• Some people seem to be able to consume caffeine long into the day, but if you’re having trouble sleeping ditch the coffee at lunchtime, and other sources including tea, colas/fizzy drinks (avoid altogether anyway!), chocolate and certain pain medications by 3 or 4pm. Switch to soothing mint and chamomile teas after that.
• 95% of serotonin is located in the gut, so taking a good probiotic and eating fermented foods will aid in its manufacture.
• Magnesium is known as ‘nature’s tranquiliser’ and is vital for the relaxation of both body and mind. Eat leafy greens, seaweeds, nuts and wholegrains.
• It would be worthwhile supplementing magnesium, but make sure it’s in the form of magnesium citrate, as other forms are very poorly absorbed.
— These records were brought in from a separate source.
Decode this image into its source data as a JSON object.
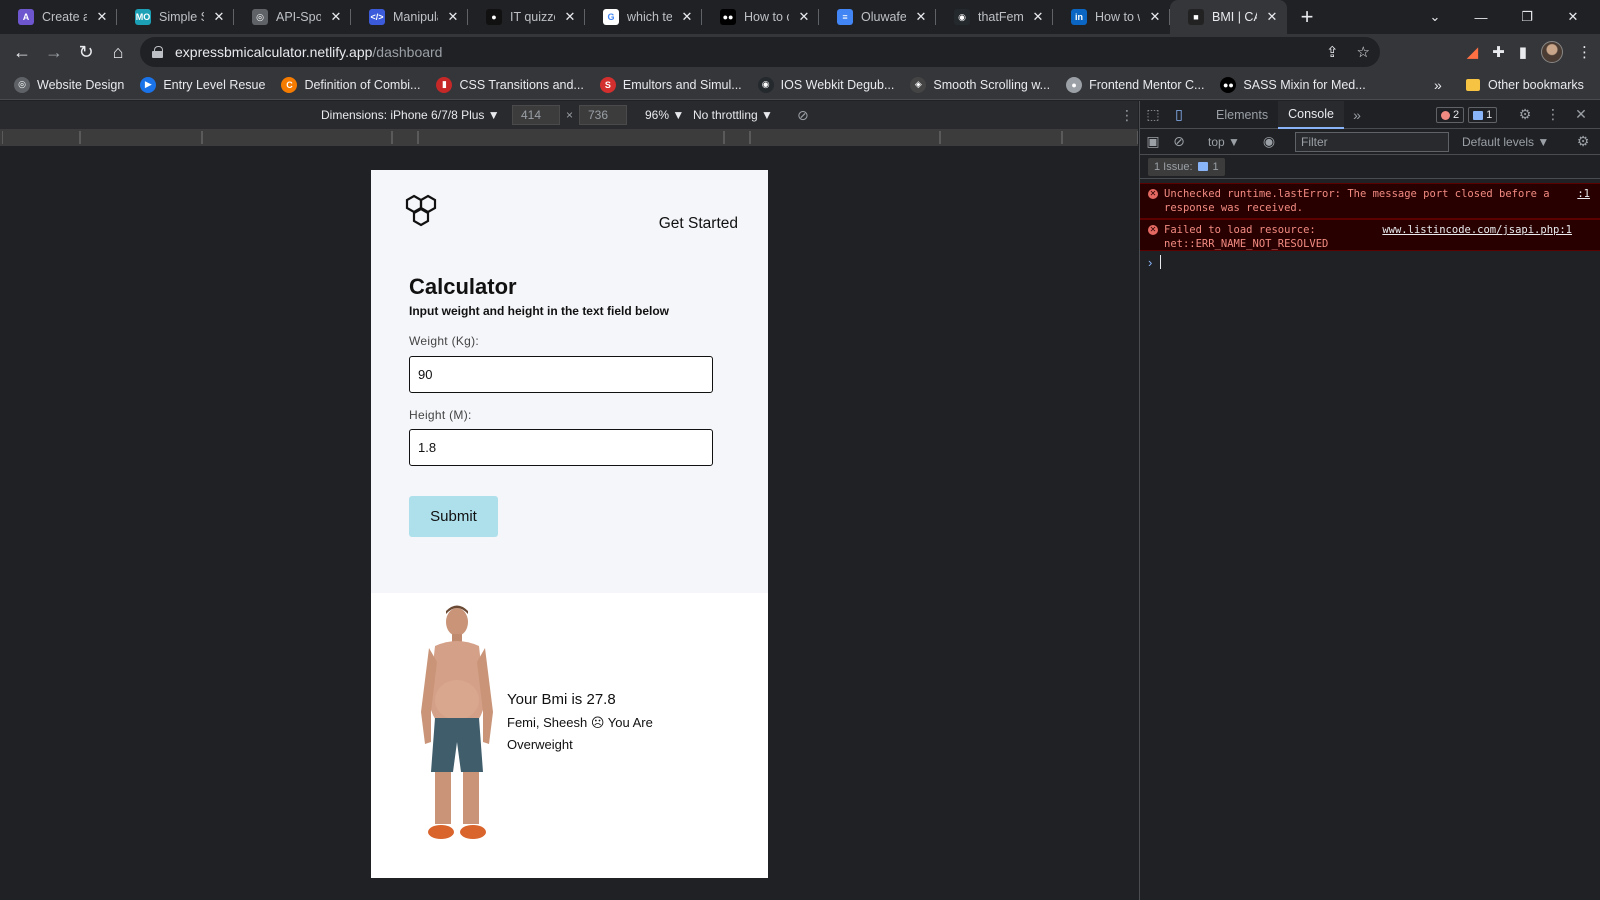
{
  "tabs": [
    {
      "title": "Create an",
      "favicon": "A",
      "color": "#6e56cf"
    },
    {
      "title": "Simple Sol",
      "favicon": "MO",
      "color": "#1ba0b5"
    },
    {
      "title": "API-Sports",
      "favicon": "◎",
      "color": "#5f6368"
    },
    {
      "title": "Manipulat",
      "favicon": "</>",
      "color": "#3b5bdb"
    },
    {
      "title": "IT quizzes",
      "favicon": "●",
      "color": "#111111"
    },
    {
      "title": "which tech",
      "favicon": "G",
      "color": "#ffffff"
    },
    {
      "title": "How to cre",
      "favicon": "●●",
      "color": "#000000"
    },
    {
      "title": "Oluwafem",
      "favicon": "≡",
      "color": "#4285f4"
    },
    {
      "title": "thatFemic",
      "favicon": "◉",
      "color": "#24292e"
    },
    {
      "title": "How to wr",
      "favicon": "in",
      "color": "#0a66c2"
    },
    {
      "title": "BMI | CALC",
      "favicon": "■",
      "color": "#222222"
    }
  ],
  "address": {
    "host": "expressbmicalculator.netlify.app",
    "path": "/dashboard"
  },
  "bookmarks": [
    {
      "label": "Website Design",
      "color": "#5f6368",
      "icon": "◎"
    },
    {
      "label": "Entry Level Resue",
      "color": "#1a73e8",
      "icon": "▶"
    },
    {
      "label": "Definition of Combi...",
      "color": "#f57c00",
      "icon": "C"
    },
    {
      "label": "CSS Transitions and...",
      "color": "#c62828",
      "icon": "▮"
    },
    {
      "label": "Emultors and Simul...",
      "color": "#d32f2f",
      "icon": "S"
    },
    {
      "label": "IOS Webkit Degub...",
      "color": "#24292e",
      "icon": "◉"
    },
    {
      "label": "Smooth Scrolling w...",
      "color": "#444444",
      "icon": "◈"
    },
    {
      "label": "Frontend Mentor C...",
      "color": "#9aa0a6",
      "icon": "●"
    },
    {
      "label": "SASS Mixin for Med...",
      "color": "#000000",
      "icon": "●●"
    }
  ],
  "bookmarks_other": "Other bookmarks",
  "bookmarks_more": "»",
  "device_toolbar": {
    "dimensions": "Dimensions: iPhone 6/7/8 Plus ▼",
    "width": "414",
    "height": "736",
    "times": "×",
    "zoom": "96% ▼",
    "throttle": "No throttling ▼"
  },
  "page": {
    "nav_link": "Get Started",
    "title": "Calculator",
    "subtitle": "Input weight and height in the text field below",
    "weight_label": "Weight (Kg):",
    "weight_value": "90",
    "height_label": "Height (M):",
    "height_value": "1.8",
    "submit_label": "Submit",
    "result_line1": "Your Bmi is 27.8",
    "result_line2": "Femi, Sheesh ☹ You Are Overweight"
  },
  "devtools": {
    "tabs": [
      "Elements",
      "Console"
    ],
    "active_tab": "Console",
    "more": "»",
    "error_count": "2",
    "message_count": "1",
    "context": "top ▼",
    "filter_placeholder": "Filter",
    "levels": "Default levels ▼",
    "issues": "1 Issue:",
    "issues_count": "1",
    "errors": [
      {
        "text": "Unchecked runtime.lastError: The message port closed before a response was received.",
        "link": ":1"
      },
      {
        "text": "Failed to load resource: net::ERR_NAME_NOT_RESOLVED",
        "link": "www.listincode.com/jsapi.php:1"
      }
    ],
    "prompt": "›"
  },
  "colors": {
    "accent": "#8ab4f8",
    "submit_bg": "#aee0ec",
    "error_text": "#f28b82"
  }
}
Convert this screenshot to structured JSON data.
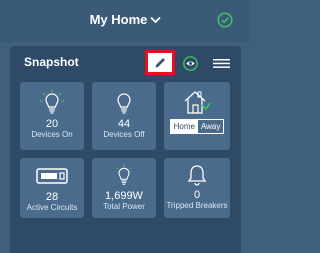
{
  "header": {
    "title": "My Home"
  },
  "panel": {
    "title": "Snapshot"
  },
  "tiles": [
    {
      "value": "20",
      "label": "Devices On"
    },
    {
      "value": "44",
      "label": "Devices Off"
    },
    {
      "mode_home": "Home",
      "mode_away": "Away",
      "selected": "Home"
    },
    {
      "value": "28",
      "label": "Active Circuits"
    },
    {
      "value": "1,699W",
      "label": "Total Power"
    },
    {
      "value": "0",
      "label": "Tripped Breakers"
    }
  ],
  "colors": {
    "background": "#3f5f7d",
    "panel": "#2e4a66",
    "tile": "#4a6b8c",
    "accent_green": "#3ec15f",
    "highlight_red": "#e0141b"
  },
  "icons": [
    "chevron-down-icon",
    "check-circle-icon",
    "pencil-icon",
    "eye-icon",
    "menu-icon",
    "lightbulb-on-icon",
    "lightbulb-off-icon",
    "home-icon",
    "circuit-icon",
    "bell-icon"
  ]
}
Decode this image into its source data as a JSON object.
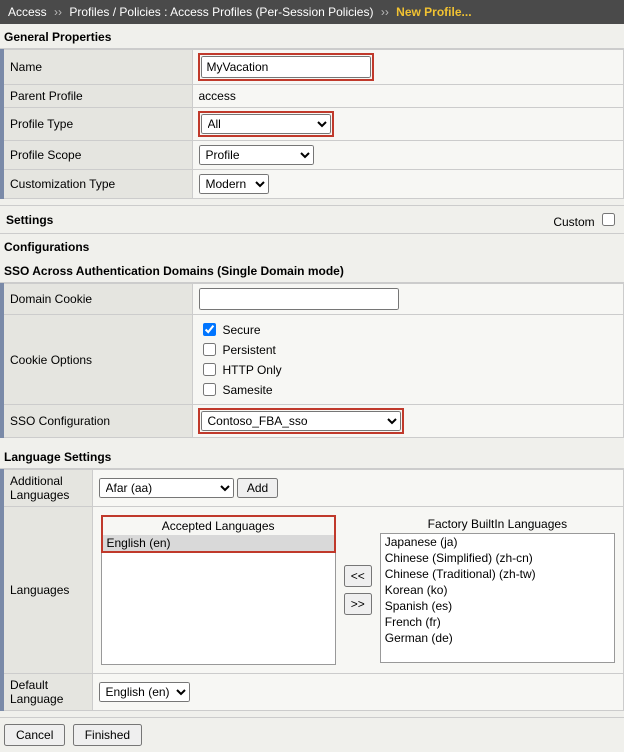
{
  "breadcrumb": {
    "root": "Access",
    "path": "Profiles / Policies : Access Profiles (Per-Session Policies)",
    "current": "New Profile..."
  },
  "sections": {
    "general": "General Properties",
    "settings": "Settings",
    "custom_label": "Custom",
    "configurations": "Configurations",
    "sso_domains": "SSO Across Authentication Domains (Single Domain mode)",
    "language": "Language Settings"
  },
  "general": {
    "name_label": "Name",
    "name_value": "MyVacation",
    "parent_label": "Parent Profile",
    "parent_value": "access",
    "type_label": "Profile Type",
    "type_value": "All",
    "scope_label": "Profile Scope",
    "scope_value": "Profile",
    "cust_label": "Customization Type",
    "cust_value": "Modern"
  },
  "sso": {
    "domain_cookie_label": "Domain Cookie",
    "domain_cookie_value": "",
    "cookie_opts_label": "Cookie Options",
    "opts": {
      "secure": "Secure",
      "persistent": "Persistent",
      "httponly": "HTTP Only",
      "samesite": "Samesite"
    },
    "sso_config_label": "SSO Configuration",
    "sso_config_value": "Contoso_FBA_sso"
  },
  "lang": {
    "additional_label": "Additional Languages",
    "additional_value": "Afar (aa)",
    "add_btn": "Add",
    "languages_label": "Languages",
    "accepted_title": "Accepted Languages",
    "factory_title": "Factory BuiltIn Languages",
    "accepted_items": [
      "English (en)"
    ],
    "factory_items": [
      "Japanese (ja)",
      "Chinese (Simplified) (zh-cn)",
      "Chinese (Traditional) (zh-tw)",
      "Korean (ko)",
      "Spanish (es)",
      "French (fr)",
      "German (de)"
    ],
    "move_left": "<<",
    "move_right": ">>",
    "default_label": "Default Language",
    "default_value": "English (en)"
  },
  "footer": {
    "cancel": "Cancel",
    "finished": "Finished"
  }
}
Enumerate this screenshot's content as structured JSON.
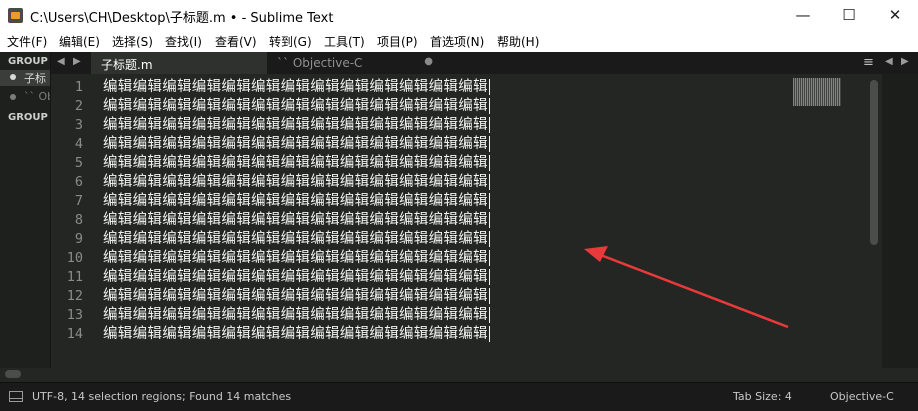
{
  "window": {
    "title": "C:\\Users\\CH\\Desktop\\子标题.m • - Sublime Text",
    "minimize": "—",
    "maximize": "☐",
    "close": "✕"
  },
  "menu": [
    "文件(F)",
    "编辑(E)",
    "选择(S)",
    "查找(I)",
    "查看(V)",
    "转到(G)",
    "工具(T)",
    "项目(P)",
    "首选项(N)",
    "帮助(H)"
  ],
  "sidebar": {
    "group1": "GROUP",
    "group2": "GROUP",
    "files": [
      "子标",
      "`` Ob"
    ]
  },
  "tabs": [
    {
      "label": "子标题.m",
      "active": true
    },
    {
      "label": "`` Objective-C",
      "active": false
    }
  ],
  "editor": {
    "line_numbers": [
      "1",
      "2",
      "3",
      "4",
      "5",
      "6",
      "7",
      "8",
      "9",
      "10",
      "11",
      "12",
      "13",
      "14"
    ],
    "lines": [
      "编辑编辑编辑编辑编辑编辑编辑编辑编辑编辑编辑编辑编辑",
      "编辑编辑编辑编辑编辑编辑编辑编辑编辑编辑编辑编辑编辑",
      "编辑编辑编辑编辑编辑编辑编辑编辑编辑编辑编辑编辑编辑",
      "编辑编辑编辑编辑编辑编辑编辑编辑编辑编辑编辑编辑编辑",
      "编辑编辑编辑编辑编辑编辑编辑编辑编辑编辑编辑编辑编辑",
      "编辑编辑编辑编辑编辑编辑编辑编辑编辑编辑编辑编辑编辑",
      "编辑编辑编辑编辑编辑编辑编辑编辑编辑编辑编辑编辑编辑",
      "编辑编辑编辑编辑编辑编辑编辑编辑编辑编辑编辑编辑编辑",
      "编辑编辑编辑编辑编辑编辑编辑编辑编辑编辑编辑编辑编辑",
      "编辑编辑编辑编辑编辑编辑编辑编辑编辑编辑编辑编辑编辑",
      "编辑编辑编辑编辑编辑编辑编辑编辑编辑编辑编辑编辑编辑",
      "编辑编辑编辑编辑编辑编辑编辑编辑编辑编辑编辑编辑编辑",
      "编辑编辑编辑编辑编辑编辑编辑编辑编辑编辑编辑编辑编辑",
      "编辑编辑编辑编辑编辑编辑编辑编辑编辑编辑编辑编辑编辑"
    ]
  },
  "status": {
    "left": "UTF-8, 14 selection regions; Found 14 matches",
    "tab_size": "Tab Size: 4",
    "syntax": "Objective-C"
  },
  "colors": {
    "editor_bg": "#232623",
    "text": "#f2f2f2",
    "annotation_arrow": "#e83a3a"
  }
}
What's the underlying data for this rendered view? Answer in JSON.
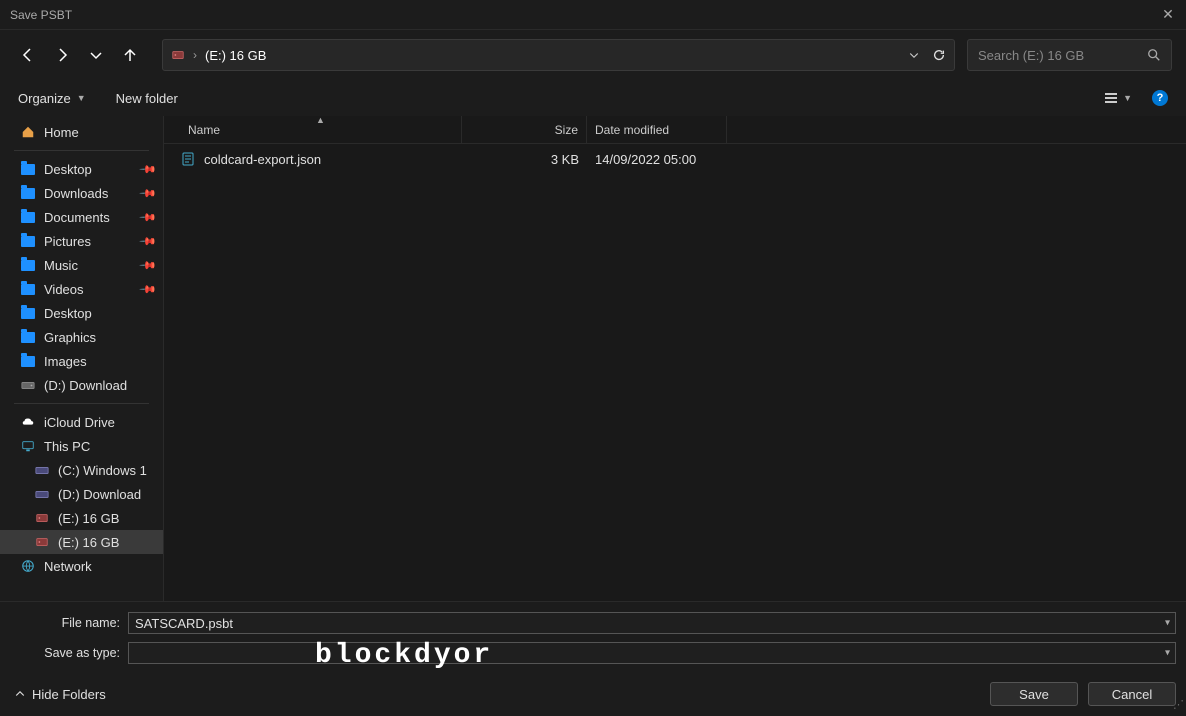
{
  "window": {
    "title": "Save PSBT"
  },
  "address": {
    "location": "(E:) 16 GB"
  },
  "search": {
    "placeholder": "Search (E:) 16 GB"
  },
  "toolbar": {
    "organize": "Organize",
    "new_folder": "New folder"
  },
  "sidebar": {
    "home": "Home",
    "desktop": "Desktop",
    "downloads": "Downloads",
    "documents": "Documents",
    "pictures": "Pictures",
    "music": "Music",
    "videos": "Videos",
    "desktop2": "Desktop",
    "graphics": "Graphics",
    "images": "Images",
    "d_download": "(D:) Download",
    "icloud": "iCloud Drive",
    "this_pc": "This PC",
    "c_windows": "(C:) Windows 1",
    "d_download2": "(D:) Download",
    "e_drive": "(E:) 16 GB",
    "e_drive2": "(E:) 16 GB",
    "network": "Network"
  },
  "columns": {
    "name": "Name",
    "size": "Size",
    "date": "Date modified"
  },
  "files": [
    {
      "name": "coldcard-export.json",
      "size": "3 KB",
      "date": "14/09/2022 05:00"
    }
  ],
  "form": {
    "filename_label": "File name:",
    "filename_value": "SATSCARD.psbt",
    "savetype_label": "Save as type:",
    "savetype_value": ""
  },
  "footer": {
    "hide_folders": "Hide Folders",
    "save": "Save",
    "cancel": "Cancel"
  },
  "watermark": "blockdyor"
}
Take a high strength vitamin B complex (such as Sona’s) because B6 is needed to make the conversion from tryptophan to serotonin and melatonin, and the Bs all work together to support the health of the nervous system. 5-HTP (Holland and Barrett) is converted directly into serotonin. The richest source of melatonin is Montmorency (sour) cherries, which can be found in tablet or juice forms (Viridian, Holland and Barrett). In one study those drinking cherry juice morning and evening increased sleeping time by an amazing 90 minutes.
• Routine is king when it comes to establishing good sleeping habits. Research has shown that you can’t just make up the deficit by sleeping in at the weekend, and that irregular hours can actually contribute to raised blood fats, blood sugars and weight gain. And going to bed and getting up at the same time every day is just about the best way to establish that good routine once and for all. It’s fine to take a nap in the afternoon, but stick to 20 or 30 minutes.
• Get plenty of exercise, but not in the hours before bed. If possible, get outside in the daylight because melatonin is produced in response to light. Expose yourself to bright light as soon as you get up, and dim the lamps in the evening. The blue light emitted by smartphones, laptops and tablets tells the brain it’s time to wake up, so have a cut off point a couple of hours before bedtime, and read a good, relaxing book instead but not on kindle – scientists recently demonstrated that using an e-reader reduces melatonin release by 50%.
• Banish all ‘phones, TVs and devices from the bedroom, which should be a calming, safe place for sleep and sex only. Use curtains that completely block out any outside light, and put the alarm clock somewhere where you can’t see or hear it. Keep it cool, and choose natural fibres for bedlinen and sleepwear.
• An hour or so before bed, take a bath with a few drops of lavender oil in it; it’s the action of cooling down that tells your brain it’s time to sleep. For optimal
• Write a to do list so that the next day is taken care of. If worries are keeping you awake, write them down and then put the list away. If all else fails, get back to that good book and, as they say, let it go. Fretting about still being awake is sure to keep you that way ....